Wounded Knee Protest Of 1973 Essay Research
Wounded Knee Protest Of 1973 Essay, Research Paper
?The Nations hoop is broken and scattered.?
-Black Elk, Oglala Lakota holy man, late 1800?s
The incident that occurred in Wounded Knee Creek attracted international attention and introduced the American Indian Movement (AIM)*, and their cause to the world.
On February 28, 1973, members of AIM, angered due conflicts with Pine Ridge Reservation chairman Richard Wilson, seized and occupied the village of Wounded Knee Creek in the Pine Ridge Sioux Reservation in South Dakota. The same site where over 200 Sioux were massacred by US troops in 1890. Within a matter of several hours, federal authorities surrounded the encampment and a 72 day standoff ensued, resulting in the dearth of two AIM members, and the wounding of many. The standoff was a focal point in Native American history and proved to be the largest confrontation between US troops and Native Americans this century.
The incident at Wounded Knee provided the AIM and Oglala Lakota the publicity they so desperately needed. It gave them a voice backed by every news station in the country, and allowed them to publicize their demands and deep concerns. The media ate the incident up. They portrayed the protest as a civil rights conflict between the big bad white man and the Indian man who refused to conform, but while the attention was desperately needed, the focus was shifted from the real reason AIM was participating. AIM was concerned with the civil rights of American Indians, and the spreading of their social movement, and while some felt that Wounded Knee 1973 was unsuccessful, others like AIM leader Dennis Banks felt quite proud of the protest. ?The ultimate you get in a man?s life, is to see your own people moved to that type of action. Looking back, I really believed that the broken hoop was mended at Wounded Knee, and that the water was being given back to the tree of life. Wounded Knee was an attempt to help the entire race survive.? Banks said. Banks may have been speaking on a more spiritual level than many of his followers, who took on an even deeper resentment for the government in which they opposed.
After Wounded Knee 1973, AIM and others involved were added to the federal lists of militant and antiwar civil rights groups that the FBI provokes or intimidates into crimes that they can then prosecute. Many members of AIM have died ?unexplained? deaths that always seem to go uninvestigated. Individuals like Leonard Peltier, who was tried and prosecuted for the murder of 2 FBI agents, have served prison sentences for crimes they did not commit. Peltier, since his arrest on April 4, 1977, has since brought fourth released evidence previously suppressed by the FBI including ballistics evidence and a firearms report proving that Peltier could not have fired the shots that killed the officers, contradicting previous FBI testimony. Despite growing political pressure in favor of Peltiers release, and the Federal Governments statement admitting that they have ?No idea who killed them,? Peltier remains incarcerated.

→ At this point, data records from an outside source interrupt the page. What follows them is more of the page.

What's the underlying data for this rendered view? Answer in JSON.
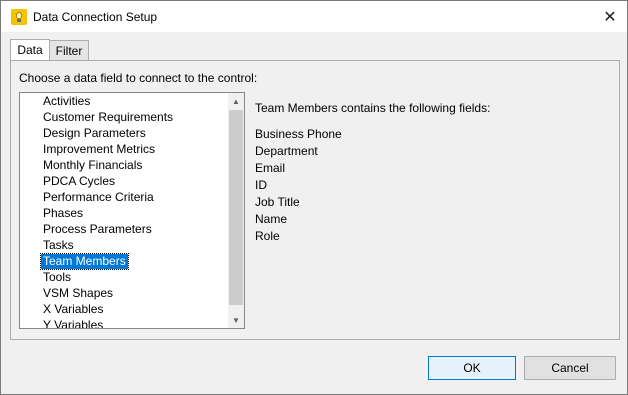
{
  "window": {
    "title": "Data Connection Setup",
    "close_glyph": "✕"
  },
  "tabs": [
    {
      "label": "Data",
      "active": true
    },
    {
      "label": "Filter",
      "active": false
    }
  ],
  "data_tab": {
    "prompt": "Choose a data field to connect to the control:",
    "list_items": [
      "Activities",
      "Customer Requirements",
      "Design Parameters",
      "Improvement Metrics",
      "Monthly Financials",
      "PDCA Cycles",
      "Performance Criteria",
      "Phases",
      "Process Parameters",
      "Tasks",
      "Team Members",
      "Tools",
      "VSM Shapes",
      "X Variables",
      "Y Variables"
    ],
    "selected_item": "Team Members",
    "fields_heading": "Team Members contains the following fields:",
    "fields": [
      "Business Phone",
      "Department",
      "Email",
      "ID",
      "Job Title",
      "Name",
      "Role"
    ]
  },
  "buttons": {
    "ok_label": "OK",
    "cancel_label": "Cancel"
  },
  "colors": {
    "selection": "#0078d7",
    "dialog_bg": "#f0f0f0"
  },
  "icons": {
    "app": "lightbulb-icon",
    "close": "close-icon",
    "scroll_up": "scroll-up-arrow-icon",
    "scroll_down": "scroll-down-arrow-icon"
  }
}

The Oglala Lakota and AIM, despite their involvement in Wounded Knee 1973, and other political protests, continue to struggle for Native Americans civil rights. While AIM continues to fight, life for Native Americans becomes increasingly difficult. Only when we, as whites, accept what we have done to the Natives of this land, can we begin to fix our mistake.
*AIM was formed in 1968 in Minneapolis Minn. by many individuals, including members Dennis Banks, Clyde Bellecourt, and George Miller